South Korean authorities struggle to contain growing bedbug infestations

South Korea’s government is struggling to tackle a rising number of bedbug infestations as complaints have poured in from different parts of the country.

The first reports of instances of bedbugs came in September when students at Keimyung University in Daegu, around 240km away from capital Seoul, were bitten by parasitic insects in their dormitory.

Media reports emerged last month that larvae from the insects were found under the floor mats at a public sauna in Seoul’s neighbouring city Incheon, around 27km away, according to The Korea Times.

The country has since witnessed a jump in bedbug sightings, with 17 cases reported in Seoul alone.

Though there is no indication that the infestations are linked, bedbugs have become a significant concern in major cities including London and Paris that saw upticks in cases earlier this year.

Seoul has allocated a budget of 500 million won (£310,000) to tackle its infestation, reported the Yonhap news agency.
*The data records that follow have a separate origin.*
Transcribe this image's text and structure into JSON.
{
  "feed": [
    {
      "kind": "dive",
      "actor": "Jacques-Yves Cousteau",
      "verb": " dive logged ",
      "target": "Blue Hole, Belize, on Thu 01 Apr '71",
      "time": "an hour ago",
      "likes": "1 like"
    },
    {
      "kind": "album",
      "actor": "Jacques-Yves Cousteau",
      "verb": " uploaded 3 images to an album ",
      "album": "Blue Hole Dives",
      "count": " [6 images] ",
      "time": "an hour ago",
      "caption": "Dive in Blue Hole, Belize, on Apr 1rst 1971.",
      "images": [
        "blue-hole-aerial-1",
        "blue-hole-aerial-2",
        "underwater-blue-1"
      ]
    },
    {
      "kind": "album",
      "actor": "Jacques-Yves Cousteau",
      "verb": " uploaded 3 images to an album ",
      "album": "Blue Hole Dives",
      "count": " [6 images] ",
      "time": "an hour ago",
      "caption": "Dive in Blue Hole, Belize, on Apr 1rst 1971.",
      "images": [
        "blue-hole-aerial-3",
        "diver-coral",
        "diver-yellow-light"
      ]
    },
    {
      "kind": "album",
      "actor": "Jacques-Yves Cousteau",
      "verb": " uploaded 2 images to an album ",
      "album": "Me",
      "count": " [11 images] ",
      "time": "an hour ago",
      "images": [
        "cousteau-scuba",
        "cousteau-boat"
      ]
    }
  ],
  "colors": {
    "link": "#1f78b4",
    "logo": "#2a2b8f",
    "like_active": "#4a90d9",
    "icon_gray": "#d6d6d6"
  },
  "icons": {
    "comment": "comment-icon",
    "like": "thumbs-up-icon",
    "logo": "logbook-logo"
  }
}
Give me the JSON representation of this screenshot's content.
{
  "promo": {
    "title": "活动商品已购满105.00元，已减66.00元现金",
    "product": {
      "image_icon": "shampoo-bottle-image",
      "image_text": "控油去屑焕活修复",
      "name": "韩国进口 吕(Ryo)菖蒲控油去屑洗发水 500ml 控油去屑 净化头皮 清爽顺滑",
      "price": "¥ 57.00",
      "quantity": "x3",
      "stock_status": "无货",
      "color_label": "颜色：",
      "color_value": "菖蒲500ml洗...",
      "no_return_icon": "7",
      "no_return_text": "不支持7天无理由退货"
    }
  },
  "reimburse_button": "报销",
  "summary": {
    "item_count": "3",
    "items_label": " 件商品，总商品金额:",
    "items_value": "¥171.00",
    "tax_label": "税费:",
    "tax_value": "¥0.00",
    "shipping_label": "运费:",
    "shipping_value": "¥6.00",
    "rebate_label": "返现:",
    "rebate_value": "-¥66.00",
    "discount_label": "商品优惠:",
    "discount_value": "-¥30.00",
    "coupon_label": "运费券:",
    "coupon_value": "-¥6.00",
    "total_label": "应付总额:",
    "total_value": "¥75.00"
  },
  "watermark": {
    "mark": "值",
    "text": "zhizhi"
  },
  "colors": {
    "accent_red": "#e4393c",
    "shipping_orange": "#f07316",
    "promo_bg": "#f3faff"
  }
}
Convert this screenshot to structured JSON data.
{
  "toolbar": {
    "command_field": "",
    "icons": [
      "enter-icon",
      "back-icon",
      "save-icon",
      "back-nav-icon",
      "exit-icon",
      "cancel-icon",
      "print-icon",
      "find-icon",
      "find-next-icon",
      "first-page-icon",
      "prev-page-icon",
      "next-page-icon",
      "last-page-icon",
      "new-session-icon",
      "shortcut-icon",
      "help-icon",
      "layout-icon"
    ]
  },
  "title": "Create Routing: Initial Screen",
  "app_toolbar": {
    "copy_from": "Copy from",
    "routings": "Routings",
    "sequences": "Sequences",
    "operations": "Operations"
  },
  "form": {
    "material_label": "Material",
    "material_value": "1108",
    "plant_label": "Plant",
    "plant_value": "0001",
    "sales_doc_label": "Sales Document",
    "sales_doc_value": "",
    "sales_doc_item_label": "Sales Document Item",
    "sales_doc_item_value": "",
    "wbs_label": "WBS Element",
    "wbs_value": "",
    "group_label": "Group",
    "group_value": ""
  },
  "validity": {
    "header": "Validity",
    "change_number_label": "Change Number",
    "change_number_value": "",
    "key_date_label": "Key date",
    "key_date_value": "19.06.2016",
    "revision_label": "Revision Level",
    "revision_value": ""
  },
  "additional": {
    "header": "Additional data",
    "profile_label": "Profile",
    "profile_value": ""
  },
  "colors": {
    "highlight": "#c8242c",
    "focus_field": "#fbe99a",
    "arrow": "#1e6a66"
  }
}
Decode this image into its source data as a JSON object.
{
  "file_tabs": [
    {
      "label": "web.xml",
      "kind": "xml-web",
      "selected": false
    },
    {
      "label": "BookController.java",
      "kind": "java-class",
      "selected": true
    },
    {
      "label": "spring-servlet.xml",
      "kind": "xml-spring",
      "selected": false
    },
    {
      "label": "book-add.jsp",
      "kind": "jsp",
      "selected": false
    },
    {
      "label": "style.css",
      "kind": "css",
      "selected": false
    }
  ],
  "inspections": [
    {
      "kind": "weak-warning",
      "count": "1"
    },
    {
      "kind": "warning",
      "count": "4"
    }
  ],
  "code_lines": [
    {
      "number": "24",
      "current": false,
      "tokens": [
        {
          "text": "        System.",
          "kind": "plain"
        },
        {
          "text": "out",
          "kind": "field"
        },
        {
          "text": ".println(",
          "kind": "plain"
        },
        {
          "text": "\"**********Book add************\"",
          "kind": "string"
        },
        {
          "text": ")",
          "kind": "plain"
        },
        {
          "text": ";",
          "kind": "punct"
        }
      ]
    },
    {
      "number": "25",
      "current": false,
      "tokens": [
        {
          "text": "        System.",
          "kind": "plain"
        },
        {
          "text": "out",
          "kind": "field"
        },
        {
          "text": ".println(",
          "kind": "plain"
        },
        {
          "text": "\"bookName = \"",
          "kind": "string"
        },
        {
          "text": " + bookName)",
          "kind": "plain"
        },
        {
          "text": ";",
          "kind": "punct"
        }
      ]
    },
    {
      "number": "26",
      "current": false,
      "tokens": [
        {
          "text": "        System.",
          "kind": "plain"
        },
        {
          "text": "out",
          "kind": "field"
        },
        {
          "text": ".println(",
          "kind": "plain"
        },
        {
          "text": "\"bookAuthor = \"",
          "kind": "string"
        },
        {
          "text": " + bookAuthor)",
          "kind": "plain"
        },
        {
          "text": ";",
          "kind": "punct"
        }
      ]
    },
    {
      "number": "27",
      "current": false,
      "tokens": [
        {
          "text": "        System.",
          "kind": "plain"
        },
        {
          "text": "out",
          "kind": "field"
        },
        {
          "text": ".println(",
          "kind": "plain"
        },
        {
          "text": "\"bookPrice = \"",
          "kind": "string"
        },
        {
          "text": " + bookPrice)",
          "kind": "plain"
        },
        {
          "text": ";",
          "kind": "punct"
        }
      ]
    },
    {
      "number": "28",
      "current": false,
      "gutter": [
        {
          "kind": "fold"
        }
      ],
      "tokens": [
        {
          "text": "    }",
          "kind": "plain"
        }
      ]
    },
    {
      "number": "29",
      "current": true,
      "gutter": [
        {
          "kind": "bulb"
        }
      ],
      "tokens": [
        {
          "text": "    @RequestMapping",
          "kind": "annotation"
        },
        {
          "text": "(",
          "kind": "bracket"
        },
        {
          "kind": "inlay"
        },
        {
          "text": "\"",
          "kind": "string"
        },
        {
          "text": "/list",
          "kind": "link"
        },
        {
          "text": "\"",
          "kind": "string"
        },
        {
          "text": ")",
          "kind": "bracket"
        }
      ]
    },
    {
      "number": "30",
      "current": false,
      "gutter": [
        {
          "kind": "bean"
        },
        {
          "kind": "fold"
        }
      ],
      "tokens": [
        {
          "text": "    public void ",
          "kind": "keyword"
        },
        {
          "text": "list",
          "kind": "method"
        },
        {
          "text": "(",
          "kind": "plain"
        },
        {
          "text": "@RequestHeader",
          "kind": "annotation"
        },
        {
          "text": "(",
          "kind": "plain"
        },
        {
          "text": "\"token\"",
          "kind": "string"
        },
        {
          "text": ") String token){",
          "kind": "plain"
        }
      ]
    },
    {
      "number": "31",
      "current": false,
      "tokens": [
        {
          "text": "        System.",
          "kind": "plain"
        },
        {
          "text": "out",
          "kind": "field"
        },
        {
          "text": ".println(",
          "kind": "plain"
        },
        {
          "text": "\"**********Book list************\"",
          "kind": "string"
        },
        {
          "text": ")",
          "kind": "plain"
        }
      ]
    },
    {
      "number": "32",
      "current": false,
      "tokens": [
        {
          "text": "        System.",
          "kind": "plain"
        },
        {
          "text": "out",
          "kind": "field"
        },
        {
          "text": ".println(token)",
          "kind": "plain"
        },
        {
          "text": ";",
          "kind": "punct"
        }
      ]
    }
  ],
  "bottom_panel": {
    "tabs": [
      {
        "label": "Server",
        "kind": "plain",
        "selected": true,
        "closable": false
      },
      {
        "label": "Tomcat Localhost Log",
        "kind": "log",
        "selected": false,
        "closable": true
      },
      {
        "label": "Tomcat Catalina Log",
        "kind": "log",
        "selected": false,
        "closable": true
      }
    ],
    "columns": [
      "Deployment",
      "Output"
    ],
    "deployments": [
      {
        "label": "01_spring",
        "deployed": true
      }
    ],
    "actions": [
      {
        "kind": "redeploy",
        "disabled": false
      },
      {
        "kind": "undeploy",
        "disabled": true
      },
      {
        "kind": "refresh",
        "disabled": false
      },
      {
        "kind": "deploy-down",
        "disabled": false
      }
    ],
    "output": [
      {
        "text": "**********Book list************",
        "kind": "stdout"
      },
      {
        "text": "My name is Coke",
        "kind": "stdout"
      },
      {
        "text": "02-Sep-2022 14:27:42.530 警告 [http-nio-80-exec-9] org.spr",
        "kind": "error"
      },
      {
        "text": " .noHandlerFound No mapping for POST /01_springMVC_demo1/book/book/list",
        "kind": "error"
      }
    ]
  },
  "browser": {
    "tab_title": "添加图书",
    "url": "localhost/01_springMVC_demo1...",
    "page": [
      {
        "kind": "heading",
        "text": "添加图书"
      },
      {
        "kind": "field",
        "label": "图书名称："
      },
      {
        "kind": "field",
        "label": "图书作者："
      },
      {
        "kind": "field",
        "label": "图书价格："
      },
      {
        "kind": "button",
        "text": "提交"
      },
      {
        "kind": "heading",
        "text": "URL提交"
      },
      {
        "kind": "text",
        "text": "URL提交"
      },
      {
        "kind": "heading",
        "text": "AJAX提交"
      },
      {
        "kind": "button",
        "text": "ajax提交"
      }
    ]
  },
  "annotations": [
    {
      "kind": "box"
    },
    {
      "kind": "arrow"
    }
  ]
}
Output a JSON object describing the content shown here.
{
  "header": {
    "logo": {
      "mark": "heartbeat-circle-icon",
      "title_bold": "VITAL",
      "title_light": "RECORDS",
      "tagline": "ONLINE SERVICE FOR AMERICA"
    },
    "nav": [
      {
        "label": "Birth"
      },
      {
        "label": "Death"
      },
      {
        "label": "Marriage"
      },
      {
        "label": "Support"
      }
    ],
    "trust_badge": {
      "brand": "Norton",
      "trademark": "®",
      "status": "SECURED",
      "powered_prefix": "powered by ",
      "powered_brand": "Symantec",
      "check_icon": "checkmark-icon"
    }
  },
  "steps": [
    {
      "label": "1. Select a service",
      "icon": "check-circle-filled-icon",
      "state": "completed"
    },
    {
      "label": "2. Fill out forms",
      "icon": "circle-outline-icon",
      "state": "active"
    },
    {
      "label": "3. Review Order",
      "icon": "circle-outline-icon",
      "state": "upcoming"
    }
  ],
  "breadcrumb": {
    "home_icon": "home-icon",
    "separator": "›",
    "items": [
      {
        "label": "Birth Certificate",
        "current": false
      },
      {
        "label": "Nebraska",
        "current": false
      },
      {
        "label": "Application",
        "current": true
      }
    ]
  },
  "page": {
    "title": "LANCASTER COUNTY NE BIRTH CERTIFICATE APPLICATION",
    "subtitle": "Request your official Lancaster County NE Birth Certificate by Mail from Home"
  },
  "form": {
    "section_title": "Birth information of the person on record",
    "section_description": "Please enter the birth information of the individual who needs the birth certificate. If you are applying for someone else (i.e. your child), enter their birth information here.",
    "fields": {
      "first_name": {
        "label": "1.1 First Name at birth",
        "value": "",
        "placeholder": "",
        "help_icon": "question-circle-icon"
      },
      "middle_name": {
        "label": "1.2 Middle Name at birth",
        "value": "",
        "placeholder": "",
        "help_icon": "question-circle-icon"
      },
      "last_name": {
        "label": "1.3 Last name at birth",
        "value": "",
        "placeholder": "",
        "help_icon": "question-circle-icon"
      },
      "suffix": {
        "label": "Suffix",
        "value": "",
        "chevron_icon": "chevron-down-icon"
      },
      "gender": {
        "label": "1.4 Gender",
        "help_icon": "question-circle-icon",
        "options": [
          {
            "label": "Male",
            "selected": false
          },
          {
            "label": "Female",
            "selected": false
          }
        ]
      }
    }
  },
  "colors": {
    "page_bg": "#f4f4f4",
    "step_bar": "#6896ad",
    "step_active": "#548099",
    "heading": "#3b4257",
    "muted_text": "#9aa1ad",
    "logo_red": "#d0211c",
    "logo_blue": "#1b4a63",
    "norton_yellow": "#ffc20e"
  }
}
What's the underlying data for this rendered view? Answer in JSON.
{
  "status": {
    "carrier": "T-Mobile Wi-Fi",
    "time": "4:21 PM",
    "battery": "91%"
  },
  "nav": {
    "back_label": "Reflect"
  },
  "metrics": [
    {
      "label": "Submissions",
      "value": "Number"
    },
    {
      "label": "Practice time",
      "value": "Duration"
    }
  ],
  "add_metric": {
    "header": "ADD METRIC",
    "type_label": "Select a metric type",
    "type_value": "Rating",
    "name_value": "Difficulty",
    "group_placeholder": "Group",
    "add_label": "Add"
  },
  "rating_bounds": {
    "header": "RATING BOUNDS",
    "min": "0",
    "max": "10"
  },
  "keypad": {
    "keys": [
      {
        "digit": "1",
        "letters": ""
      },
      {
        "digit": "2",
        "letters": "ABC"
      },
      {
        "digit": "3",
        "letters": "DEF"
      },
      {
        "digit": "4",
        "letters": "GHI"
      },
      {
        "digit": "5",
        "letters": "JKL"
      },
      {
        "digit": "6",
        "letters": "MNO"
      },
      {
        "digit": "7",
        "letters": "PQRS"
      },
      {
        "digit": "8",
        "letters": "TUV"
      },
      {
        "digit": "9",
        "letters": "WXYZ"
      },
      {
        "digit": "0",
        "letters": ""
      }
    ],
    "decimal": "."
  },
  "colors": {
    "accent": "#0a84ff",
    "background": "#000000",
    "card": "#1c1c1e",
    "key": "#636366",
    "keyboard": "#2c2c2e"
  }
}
The city has also set up a “bedbug report centre”, where locals can quickly file a complaint through a special call service number. Once a complaint is filed, the ward office dispatches a team to ensure compliance of regulations and takes necessary measures to prevent the spread of insects.

And Seoul’s authorities have started inspecting over 3,000 public baths, saunas and hotels to deal with potential infestations.

Bedbugs are mutants and have been around since the age of the dinosaurs. Scientists have found the bedbug possesses genes from other organisms, making the creatures even harder to kill.

While bedbugs are not known to transmit infectious diseases, they feed on blood, causing skin rashes and itchiness, and can survive up to 100 days. The parasites also have a high reproductive rate, making it challenging for authorities to exterminate them.

At least 400 types of bacteria can be found in and on bedbugs. They appear to help keep them alive by fending off viruses, pesticides and other harmful substances.

The Korea Disease Control Agency on Monday announced it was mulling introducing new insecticides against the bedbugs due to the tolerance they have already developed against the existing ones.

“Other countries have already been using new insecticides due to the bedbugs’ tolerance,” a KDCA official was quoted as saying by The Korea Times. “We are in talks with the Ministry of Environment to introduce a new one.”

The fear of bedbugs has prompted some residents to stay away from movie theatres and avoid sitting on public transport.

Kim Sang-hee, who commutes on subway Line 1 in Seoul, told the outlet that she would rather stand on her way home from the office.

“Trains on Line No 1 are mostly old, and many of them have seats made of fabric that could become a good home for bedbugs,” she told the outlet. “I am worried that I could be bitten by bedbugs before I know it.”